---------- Supplied entries

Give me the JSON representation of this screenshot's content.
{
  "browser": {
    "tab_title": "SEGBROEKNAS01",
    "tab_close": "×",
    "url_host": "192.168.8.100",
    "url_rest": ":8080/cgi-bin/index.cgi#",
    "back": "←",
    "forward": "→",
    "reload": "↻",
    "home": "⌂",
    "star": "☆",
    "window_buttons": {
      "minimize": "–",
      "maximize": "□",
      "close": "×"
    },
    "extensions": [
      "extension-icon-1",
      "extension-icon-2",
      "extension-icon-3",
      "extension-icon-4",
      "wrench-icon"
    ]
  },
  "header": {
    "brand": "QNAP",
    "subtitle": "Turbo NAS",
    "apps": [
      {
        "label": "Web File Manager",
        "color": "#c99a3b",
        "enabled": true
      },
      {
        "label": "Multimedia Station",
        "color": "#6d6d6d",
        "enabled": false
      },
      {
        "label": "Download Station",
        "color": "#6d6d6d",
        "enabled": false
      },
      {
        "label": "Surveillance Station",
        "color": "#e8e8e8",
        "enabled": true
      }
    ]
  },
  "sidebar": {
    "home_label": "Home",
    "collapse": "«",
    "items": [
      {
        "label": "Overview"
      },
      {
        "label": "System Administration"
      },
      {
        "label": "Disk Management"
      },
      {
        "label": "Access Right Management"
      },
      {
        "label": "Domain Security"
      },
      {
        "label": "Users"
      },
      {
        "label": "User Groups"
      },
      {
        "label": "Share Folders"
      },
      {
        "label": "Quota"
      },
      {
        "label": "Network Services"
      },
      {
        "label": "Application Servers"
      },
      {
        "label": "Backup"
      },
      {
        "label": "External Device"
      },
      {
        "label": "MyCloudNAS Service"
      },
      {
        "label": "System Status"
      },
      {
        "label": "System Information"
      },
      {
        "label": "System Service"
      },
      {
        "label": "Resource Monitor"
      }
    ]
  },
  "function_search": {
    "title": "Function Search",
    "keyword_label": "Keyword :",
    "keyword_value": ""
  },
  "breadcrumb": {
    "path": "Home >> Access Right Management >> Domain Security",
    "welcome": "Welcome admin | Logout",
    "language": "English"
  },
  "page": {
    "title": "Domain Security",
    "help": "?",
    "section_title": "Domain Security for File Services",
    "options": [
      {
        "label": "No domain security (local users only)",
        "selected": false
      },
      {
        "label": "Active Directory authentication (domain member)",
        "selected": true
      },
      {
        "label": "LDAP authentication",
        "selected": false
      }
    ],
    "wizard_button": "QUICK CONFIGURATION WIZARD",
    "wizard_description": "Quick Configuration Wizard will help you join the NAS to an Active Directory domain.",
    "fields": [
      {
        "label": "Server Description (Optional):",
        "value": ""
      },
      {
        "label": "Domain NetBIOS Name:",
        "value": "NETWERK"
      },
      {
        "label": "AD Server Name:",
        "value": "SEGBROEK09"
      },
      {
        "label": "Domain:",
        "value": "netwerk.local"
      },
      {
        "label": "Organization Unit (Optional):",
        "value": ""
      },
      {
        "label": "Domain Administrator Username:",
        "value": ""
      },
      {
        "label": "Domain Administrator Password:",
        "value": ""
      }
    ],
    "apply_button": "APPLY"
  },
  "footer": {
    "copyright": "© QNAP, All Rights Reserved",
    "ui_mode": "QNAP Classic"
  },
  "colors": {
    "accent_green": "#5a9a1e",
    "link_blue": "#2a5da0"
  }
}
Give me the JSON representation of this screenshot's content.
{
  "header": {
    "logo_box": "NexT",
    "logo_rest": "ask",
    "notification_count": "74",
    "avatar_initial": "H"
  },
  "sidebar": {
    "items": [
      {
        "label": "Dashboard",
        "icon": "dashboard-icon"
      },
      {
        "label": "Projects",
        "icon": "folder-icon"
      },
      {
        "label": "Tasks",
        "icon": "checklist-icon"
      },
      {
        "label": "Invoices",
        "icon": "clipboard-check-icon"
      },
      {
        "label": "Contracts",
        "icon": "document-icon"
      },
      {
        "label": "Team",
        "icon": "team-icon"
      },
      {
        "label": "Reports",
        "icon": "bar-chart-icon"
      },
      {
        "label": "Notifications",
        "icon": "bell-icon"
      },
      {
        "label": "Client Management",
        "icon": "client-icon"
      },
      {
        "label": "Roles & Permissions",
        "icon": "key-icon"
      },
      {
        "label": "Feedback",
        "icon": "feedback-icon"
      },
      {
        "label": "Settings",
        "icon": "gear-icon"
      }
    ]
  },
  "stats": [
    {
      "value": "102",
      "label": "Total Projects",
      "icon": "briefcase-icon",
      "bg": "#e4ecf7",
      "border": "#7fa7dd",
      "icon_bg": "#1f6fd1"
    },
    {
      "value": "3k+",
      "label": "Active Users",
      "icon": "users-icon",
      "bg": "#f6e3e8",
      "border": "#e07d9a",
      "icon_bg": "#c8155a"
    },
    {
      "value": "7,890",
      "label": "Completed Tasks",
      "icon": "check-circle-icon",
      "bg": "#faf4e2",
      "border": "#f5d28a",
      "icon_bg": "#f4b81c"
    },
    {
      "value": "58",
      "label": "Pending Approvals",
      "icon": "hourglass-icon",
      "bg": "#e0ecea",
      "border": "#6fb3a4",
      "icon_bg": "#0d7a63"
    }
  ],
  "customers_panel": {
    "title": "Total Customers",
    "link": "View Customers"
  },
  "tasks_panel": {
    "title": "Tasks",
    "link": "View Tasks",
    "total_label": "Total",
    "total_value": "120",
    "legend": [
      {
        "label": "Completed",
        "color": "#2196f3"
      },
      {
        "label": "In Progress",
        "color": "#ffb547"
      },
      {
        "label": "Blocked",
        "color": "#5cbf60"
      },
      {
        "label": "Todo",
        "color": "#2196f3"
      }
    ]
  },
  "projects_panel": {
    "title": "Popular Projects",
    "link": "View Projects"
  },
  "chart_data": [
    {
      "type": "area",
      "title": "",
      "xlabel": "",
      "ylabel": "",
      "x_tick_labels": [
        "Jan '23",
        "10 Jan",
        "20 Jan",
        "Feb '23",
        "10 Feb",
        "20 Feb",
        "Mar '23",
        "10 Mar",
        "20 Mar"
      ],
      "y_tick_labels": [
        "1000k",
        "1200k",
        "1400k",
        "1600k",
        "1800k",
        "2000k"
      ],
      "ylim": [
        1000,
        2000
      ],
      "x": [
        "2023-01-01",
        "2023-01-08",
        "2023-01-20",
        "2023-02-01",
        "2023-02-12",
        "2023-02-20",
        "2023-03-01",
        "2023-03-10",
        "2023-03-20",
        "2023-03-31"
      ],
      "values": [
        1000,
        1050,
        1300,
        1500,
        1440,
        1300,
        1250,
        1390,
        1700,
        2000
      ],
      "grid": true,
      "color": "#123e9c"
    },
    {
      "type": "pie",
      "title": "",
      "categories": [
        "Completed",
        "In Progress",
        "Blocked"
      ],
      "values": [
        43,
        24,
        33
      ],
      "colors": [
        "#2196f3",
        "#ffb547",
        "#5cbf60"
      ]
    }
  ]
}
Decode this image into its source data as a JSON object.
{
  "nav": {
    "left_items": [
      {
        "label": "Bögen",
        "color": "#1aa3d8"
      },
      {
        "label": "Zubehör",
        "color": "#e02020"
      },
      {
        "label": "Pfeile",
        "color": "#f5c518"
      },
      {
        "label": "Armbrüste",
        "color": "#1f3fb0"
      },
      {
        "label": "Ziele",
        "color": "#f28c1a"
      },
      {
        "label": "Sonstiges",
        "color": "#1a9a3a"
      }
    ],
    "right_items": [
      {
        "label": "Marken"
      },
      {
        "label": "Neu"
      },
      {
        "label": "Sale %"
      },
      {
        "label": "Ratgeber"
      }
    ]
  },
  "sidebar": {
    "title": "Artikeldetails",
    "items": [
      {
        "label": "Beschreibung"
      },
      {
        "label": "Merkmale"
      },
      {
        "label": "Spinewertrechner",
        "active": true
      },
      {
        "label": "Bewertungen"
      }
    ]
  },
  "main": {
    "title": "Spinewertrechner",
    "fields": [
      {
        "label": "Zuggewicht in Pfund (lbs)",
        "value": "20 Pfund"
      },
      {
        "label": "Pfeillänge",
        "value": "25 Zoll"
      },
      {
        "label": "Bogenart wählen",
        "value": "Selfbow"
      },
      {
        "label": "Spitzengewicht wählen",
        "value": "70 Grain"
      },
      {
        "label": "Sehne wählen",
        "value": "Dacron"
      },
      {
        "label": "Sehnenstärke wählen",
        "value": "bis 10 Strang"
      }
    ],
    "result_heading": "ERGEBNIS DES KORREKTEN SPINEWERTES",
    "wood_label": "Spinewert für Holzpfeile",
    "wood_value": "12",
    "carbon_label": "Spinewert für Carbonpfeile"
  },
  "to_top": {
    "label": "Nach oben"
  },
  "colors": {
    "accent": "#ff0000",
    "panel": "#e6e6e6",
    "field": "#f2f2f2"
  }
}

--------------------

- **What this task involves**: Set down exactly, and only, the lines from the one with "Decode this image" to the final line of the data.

- **Exercise output**:
Decode this image into its source data as a JSON object.
{
  "nav": {
    "left_items": [
      {
        "label": "Bögen",
        "color": "#1aa3d8"
      },
      {
        "label": "Zubehör",
        "color": "#e02020"
      },
      {
        "label": "Pfeile",
        "color": "#f5c518"
      },
      {
        "label": "Armbrüste",
        "color": "#1f3fb0"
      },
      {
        "label": "Ziele",
        "color": "#f28c1a"
      },
      {
        "label": "Sonstiges",
        "color": "#1a9a3a"
      }
    ],
    "right_items": [
      {
        "label": "Marken"
      },
      {
        "label": "Neu"
      },
      {
        "label": "Sale %"
      },
      {
        "label": "Ratgeber"
      }
    ]
  },
  "sidebar": {
    "title": "Artikeldetails",
    "items": [
      {
        "label": "Beschreibung"
      },
      {
        "label": "Merkmale"
      },
      {
        "label": "Spinewertrechner",
        "active": true
      },
      {
        "label": "Bewertungen"
      }
    ]
  },
  "main": {
    "title": "Spinewertrechner",
    "fields": [
      {
        "label": "Zuggewicht in Pfund (lbs)",
        "value": "20 Pfund"
      },
      {
        "label": "Pfeillänge",
        "value": "25 Zoll"
      },
      {
        "label": "Bogenart wählen",
        "value": "Selfbow"
      },
      {
        "label": "Spitzengewicht wählen",
        "value": "70 Grain"
      },
      {
        "label": "Sehne wählen",
        "value": "Dacron"
      },
      {
        "label": "Sehnenstärke wählen",
        "value": "bis 10 Strang"
      }
    ],
    "result_heading": "ERGEBNIS DES KORREKTEN SPINEWERTES",
    "wood_label": "Spinewert für Holzpfeile",
    "wood_value": "12",
    "carbon_label": "Spinewert für Carbonpfeile"
  },
  "to_top": {
    "label": "Nach oben"
  },
  "colors": {
    "accent": "#ff0000",
    "panel": "#e6e6e6",
    "field": "#f2f2f2"
  }
}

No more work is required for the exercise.